3) Participate in Class
Of course, if you attend class and zone out the entire time, the benefits of actually going dwindle significantly. Ask questions, complete homework, and participate in class discussions to get the most out of your time in school.
4) Refuse to Fail
Speak with your teacher before or after class to get extra help and to...
As I think about how my own passion for my practice became an art form, I also begin to explore what I consider to be my mastery, as posed by this question by WyzAnt:
How did you master a subject or concept that challenged you in school?
I then thought about why I like art. I believe art is limitless because it is freeing, it allows us not to think in binaries but to put it in a large grey scale. It allows us to put into perspective something that we have discovered to be a passion or interest greater than what we have known it to be before provoking it.
I went into school believing that I found what I was interested couldn't be found in it. It's true. I discovered I loved poetry. I loved
conceptual writing, which is a little like weird internet poetry but more directed towards looking at writing as an art.
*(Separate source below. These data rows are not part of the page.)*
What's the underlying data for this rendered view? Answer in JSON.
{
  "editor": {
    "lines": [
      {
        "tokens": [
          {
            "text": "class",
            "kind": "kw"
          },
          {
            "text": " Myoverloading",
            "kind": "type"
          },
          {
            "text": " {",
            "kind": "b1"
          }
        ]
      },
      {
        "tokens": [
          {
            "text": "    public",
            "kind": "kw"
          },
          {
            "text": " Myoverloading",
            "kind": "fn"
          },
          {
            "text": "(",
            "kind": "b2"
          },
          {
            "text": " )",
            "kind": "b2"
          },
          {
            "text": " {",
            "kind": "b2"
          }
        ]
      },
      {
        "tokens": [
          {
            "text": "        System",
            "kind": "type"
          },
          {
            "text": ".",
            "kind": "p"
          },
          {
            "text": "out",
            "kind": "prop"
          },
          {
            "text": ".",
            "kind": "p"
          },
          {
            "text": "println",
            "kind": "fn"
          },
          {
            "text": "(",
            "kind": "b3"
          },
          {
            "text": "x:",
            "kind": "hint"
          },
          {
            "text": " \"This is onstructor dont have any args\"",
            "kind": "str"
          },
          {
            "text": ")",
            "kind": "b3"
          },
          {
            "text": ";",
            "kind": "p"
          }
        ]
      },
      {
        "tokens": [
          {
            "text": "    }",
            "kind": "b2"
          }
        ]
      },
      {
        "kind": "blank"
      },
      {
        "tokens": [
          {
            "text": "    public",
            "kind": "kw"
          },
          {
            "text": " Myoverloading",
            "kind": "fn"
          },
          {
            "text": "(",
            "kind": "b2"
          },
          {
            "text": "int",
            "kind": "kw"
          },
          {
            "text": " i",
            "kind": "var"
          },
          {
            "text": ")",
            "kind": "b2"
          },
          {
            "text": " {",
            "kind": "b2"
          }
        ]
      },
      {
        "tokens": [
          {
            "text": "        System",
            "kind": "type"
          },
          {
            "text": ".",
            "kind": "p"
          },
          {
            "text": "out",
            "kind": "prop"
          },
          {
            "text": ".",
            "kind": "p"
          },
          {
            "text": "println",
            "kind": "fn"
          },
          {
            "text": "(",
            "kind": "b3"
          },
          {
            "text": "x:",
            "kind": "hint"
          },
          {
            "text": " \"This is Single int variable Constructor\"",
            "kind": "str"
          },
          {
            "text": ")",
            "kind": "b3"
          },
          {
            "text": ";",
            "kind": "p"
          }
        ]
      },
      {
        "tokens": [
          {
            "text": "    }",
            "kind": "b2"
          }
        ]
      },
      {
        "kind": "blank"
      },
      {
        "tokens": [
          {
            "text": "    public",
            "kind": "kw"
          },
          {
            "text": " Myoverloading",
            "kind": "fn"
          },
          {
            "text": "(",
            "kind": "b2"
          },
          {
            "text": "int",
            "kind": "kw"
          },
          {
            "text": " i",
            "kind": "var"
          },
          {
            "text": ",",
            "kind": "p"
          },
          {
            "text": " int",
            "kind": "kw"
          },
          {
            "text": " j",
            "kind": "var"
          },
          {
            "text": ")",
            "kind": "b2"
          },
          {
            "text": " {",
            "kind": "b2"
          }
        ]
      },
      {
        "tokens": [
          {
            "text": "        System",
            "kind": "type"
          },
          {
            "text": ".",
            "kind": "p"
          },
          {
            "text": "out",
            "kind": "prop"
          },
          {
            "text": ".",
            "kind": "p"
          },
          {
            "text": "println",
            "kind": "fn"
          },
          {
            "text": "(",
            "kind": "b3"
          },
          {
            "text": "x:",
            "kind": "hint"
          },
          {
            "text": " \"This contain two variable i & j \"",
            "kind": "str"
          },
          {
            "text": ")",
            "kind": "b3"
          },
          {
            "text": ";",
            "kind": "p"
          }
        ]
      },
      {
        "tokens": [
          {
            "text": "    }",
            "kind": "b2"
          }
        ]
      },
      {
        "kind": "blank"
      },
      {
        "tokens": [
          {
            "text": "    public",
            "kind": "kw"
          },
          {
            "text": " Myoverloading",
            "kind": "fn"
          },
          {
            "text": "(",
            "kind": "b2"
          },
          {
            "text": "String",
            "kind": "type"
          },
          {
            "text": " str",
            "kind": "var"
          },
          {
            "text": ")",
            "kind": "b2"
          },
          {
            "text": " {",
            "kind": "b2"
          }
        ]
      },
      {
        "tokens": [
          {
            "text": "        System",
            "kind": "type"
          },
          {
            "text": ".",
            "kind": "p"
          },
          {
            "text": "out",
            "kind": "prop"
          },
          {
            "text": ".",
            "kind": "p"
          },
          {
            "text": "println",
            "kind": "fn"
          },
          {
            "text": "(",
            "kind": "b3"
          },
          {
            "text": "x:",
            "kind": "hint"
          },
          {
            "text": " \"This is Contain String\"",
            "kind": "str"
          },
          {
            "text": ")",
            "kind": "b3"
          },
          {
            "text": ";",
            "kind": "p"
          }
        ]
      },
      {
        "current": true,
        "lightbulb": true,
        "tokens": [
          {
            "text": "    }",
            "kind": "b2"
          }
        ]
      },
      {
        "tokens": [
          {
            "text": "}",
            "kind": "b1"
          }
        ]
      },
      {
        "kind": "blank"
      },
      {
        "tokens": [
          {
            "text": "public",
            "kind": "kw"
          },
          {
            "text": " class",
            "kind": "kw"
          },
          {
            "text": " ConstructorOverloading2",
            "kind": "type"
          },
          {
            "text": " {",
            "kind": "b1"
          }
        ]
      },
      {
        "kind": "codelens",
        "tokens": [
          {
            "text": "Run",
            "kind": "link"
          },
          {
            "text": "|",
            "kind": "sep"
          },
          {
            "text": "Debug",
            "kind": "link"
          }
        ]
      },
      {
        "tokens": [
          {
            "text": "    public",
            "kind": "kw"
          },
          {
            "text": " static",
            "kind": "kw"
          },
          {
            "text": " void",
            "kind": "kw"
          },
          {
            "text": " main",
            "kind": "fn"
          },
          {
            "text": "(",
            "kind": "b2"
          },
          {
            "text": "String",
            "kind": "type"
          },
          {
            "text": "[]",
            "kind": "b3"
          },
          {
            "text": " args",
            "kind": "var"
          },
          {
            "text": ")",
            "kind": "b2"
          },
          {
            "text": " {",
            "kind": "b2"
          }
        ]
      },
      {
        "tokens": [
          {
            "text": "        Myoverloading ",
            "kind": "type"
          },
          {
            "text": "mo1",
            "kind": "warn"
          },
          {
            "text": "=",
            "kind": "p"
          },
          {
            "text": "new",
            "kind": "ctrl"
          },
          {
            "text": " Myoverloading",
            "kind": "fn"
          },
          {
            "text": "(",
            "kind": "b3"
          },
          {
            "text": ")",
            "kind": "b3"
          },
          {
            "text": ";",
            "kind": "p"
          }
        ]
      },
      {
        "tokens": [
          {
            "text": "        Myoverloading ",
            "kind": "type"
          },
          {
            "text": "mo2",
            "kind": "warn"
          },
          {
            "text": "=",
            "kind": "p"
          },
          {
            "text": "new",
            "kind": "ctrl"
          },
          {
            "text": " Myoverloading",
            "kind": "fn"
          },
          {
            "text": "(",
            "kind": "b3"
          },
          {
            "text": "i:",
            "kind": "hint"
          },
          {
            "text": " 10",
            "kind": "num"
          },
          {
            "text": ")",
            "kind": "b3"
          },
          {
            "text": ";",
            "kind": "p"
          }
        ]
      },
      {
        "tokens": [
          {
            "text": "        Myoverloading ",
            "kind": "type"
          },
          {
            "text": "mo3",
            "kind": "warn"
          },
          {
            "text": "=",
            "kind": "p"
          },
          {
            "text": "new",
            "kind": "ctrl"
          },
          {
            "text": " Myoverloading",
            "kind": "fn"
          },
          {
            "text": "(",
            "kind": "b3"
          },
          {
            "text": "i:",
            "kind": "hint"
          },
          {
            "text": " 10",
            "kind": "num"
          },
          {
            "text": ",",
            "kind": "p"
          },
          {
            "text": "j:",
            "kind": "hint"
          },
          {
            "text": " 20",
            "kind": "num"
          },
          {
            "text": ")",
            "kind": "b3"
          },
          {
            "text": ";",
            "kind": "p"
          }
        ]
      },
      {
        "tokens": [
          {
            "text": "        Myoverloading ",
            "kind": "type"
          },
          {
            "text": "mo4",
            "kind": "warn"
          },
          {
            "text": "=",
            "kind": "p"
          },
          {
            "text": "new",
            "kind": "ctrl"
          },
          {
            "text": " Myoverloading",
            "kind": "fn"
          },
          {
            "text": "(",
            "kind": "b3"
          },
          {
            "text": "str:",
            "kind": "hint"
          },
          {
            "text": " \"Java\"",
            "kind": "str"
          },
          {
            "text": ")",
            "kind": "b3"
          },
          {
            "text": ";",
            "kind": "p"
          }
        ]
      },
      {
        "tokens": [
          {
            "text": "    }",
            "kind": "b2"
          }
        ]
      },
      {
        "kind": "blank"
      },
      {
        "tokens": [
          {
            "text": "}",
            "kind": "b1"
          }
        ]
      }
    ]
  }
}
In other words, writing that in itself can indicate a relation with something else outside of it. For example, the font, weight, colors...
I decided to go back to school this year to earn my math endorsement. I feel that I need to take this, not only to better myself, but to be a better teacher to my students. Math has always scared me, and I hope that by learning how to teach children better, I will also be able to teach them not to be afraid of it!
It's been a challenge, being away from my son in the evenings, but in the long run, it will be worth it.
Preparing to go back to school:
Make a list of basic supplies you would need
A few weeks into school you may need a specific item for some teachers
Get your circadian rhythm in order! (Meaning: wake up on school time for about 2-3 days before school actually starts!)
Set your alarm clock the night before or even the day before.
If you get your backpack and clothes ready the night before, you can use the extra time you have for something fun.
Psychologists have a doctoral degree in psychology (Psy.D. or Ph.D.) and are professionally trained to assess, diagnose and treat mental health issues. They have advanced training in counseling, psychotherapy, psychological testing, and the science of behavior change. Psychologists are the only professionals qualified to use certain kinds of psychological tests to assess intelligence, emotional and behavioral problems, and neuropsychological dysfunction. In addition to this degree, he or she must pass professional state examinations, complete one-year of supervised postdoctoral clinical work, and agree to follow ethical codes and standards of practice.
Psychiatrists obtain a degree in medicine (M.D.) and then take at least 4 years of specialized residency training in psychiatry, which generally refers to the study, assessment, and treatment of emotional and behavioral problems. Their treatment of choice is most often pharmacotherapy (medication), often augmented by psychotherapy...